[Entries from a dataset of interfaces]

*****

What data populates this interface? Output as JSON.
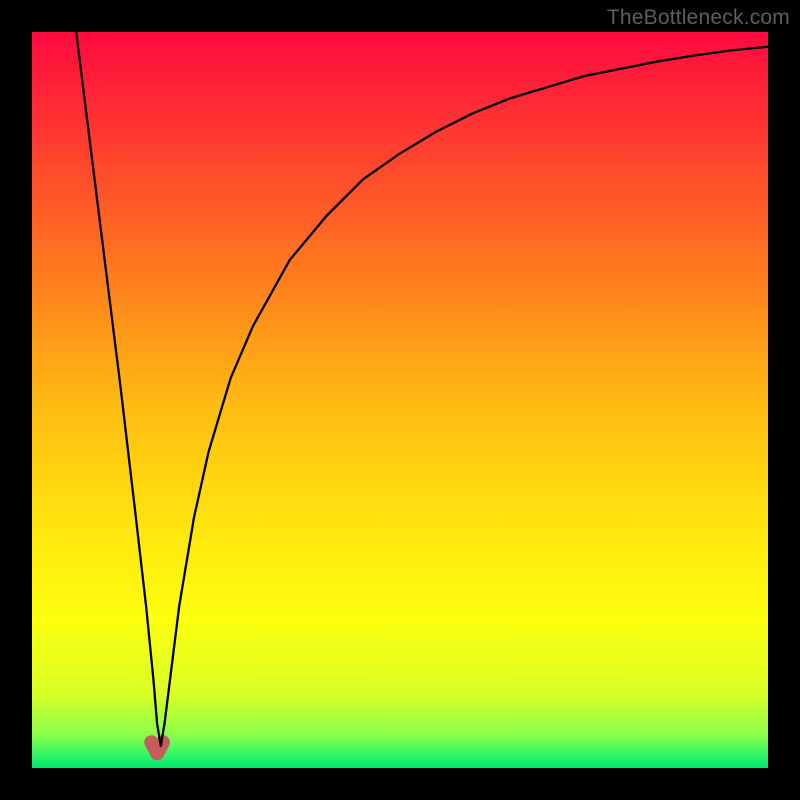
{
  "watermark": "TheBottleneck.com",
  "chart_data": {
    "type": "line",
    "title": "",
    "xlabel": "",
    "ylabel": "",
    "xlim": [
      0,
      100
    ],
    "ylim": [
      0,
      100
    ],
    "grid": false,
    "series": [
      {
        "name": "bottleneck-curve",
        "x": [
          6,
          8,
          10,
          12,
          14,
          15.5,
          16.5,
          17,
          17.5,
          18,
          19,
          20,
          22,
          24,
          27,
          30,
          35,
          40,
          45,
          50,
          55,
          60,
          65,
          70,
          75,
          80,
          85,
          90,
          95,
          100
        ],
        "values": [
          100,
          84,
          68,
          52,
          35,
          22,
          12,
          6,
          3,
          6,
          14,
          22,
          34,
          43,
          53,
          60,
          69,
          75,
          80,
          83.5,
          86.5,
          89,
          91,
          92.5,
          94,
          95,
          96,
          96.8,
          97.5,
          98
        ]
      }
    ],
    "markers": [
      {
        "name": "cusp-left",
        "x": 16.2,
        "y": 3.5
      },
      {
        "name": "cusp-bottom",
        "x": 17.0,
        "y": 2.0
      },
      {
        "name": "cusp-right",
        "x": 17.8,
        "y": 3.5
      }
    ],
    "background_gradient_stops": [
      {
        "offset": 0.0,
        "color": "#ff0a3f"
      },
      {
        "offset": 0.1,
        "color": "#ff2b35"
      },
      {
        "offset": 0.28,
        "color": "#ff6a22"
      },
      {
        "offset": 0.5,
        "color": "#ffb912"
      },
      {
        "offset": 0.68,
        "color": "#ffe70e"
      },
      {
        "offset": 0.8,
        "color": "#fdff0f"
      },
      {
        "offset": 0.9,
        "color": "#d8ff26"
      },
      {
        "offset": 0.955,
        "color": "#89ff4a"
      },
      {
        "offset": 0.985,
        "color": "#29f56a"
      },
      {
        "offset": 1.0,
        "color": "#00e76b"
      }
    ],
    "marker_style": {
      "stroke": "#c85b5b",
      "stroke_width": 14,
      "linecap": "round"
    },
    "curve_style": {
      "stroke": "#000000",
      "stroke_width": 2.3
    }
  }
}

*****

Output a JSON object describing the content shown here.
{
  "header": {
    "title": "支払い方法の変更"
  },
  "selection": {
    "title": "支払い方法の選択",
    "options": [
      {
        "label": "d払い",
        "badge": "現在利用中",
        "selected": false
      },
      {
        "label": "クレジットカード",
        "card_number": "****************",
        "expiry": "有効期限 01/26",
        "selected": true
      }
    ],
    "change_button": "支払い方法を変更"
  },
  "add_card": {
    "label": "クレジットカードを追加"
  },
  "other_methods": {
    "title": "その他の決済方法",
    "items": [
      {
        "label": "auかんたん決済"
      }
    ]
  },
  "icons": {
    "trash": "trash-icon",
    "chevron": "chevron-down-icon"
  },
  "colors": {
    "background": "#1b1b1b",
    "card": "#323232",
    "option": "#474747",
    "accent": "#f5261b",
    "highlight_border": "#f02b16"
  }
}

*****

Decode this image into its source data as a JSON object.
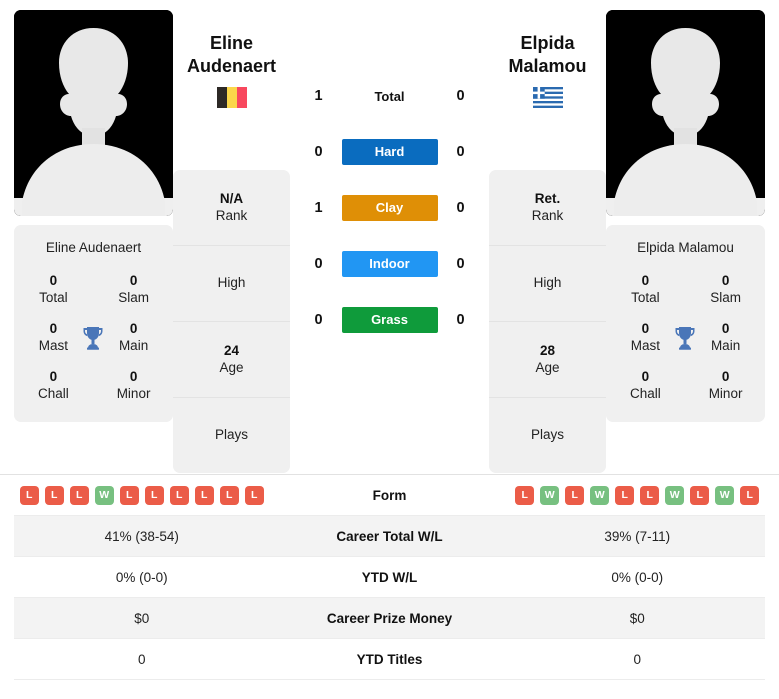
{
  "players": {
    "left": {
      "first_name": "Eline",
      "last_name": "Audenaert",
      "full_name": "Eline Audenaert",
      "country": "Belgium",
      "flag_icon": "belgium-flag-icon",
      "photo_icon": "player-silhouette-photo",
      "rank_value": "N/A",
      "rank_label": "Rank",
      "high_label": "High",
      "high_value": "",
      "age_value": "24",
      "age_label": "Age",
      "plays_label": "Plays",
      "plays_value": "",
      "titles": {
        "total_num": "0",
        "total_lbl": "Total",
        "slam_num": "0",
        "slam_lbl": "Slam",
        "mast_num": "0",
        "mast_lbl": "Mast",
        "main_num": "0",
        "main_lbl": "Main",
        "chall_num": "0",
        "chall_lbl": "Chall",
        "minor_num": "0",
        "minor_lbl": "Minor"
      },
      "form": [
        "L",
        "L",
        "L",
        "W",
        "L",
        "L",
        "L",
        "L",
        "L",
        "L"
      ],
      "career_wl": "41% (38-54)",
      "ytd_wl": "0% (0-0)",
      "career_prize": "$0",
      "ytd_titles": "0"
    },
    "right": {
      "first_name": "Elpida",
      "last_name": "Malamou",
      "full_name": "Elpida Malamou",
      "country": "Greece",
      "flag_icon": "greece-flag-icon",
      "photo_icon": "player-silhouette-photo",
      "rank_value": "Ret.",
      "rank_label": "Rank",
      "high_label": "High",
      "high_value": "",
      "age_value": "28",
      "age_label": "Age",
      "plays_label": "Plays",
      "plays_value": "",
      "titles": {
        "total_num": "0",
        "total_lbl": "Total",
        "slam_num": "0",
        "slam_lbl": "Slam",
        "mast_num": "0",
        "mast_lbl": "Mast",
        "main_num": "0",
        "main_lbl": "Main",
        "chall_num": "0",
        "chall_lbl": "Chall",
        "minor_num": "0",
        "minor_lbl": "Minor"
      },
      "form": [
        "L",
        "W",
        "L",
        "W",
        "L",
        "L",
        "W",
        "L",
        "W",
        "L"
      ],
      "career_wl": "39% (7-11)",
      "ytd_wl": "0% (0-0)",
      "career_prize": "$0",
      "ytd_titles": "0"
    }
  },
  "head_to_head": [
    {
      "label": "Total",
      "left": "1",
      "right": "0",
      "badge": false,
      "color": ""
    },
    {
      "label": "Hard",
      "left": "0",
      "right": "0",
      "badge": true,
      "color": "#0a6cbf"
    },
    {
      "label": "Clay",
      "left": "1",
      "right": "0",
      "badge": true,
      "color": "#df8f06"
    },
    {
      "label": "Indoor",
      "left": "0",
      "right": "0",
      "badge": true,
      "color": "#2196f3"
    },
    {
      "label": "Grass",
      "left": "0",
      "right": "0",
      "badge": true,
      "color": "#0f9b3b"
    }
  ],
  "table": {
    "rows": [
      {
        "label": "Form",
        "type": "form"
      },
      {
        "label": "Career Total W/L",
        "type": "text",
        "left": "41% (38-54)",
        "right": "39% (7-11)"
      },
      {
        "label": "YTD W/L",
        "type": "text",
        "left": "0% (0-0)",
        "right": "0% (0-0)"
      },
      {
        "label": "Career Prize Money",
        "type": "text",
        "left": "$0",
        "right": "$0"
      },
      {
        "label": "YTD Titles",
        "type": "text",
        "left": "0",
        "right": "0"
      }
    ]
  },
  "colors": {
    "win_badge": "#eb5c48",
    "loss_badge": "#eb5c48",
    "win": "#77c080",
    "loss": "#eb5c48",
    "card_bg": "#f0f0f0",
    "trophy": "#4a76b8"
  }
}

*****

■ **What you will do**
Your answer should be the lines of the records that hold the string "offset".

■ **Exercise solution**
        "offset": 0.0,
        "offset": 0.1,
        "offset": 0.28,
        "offset": 0.5,
        "offset": 0.68,
        "offset": 0.8,
        "offset": 0.9,
        "offset": 0.955,
        "offset": 0.985,
        "offset": 1.0,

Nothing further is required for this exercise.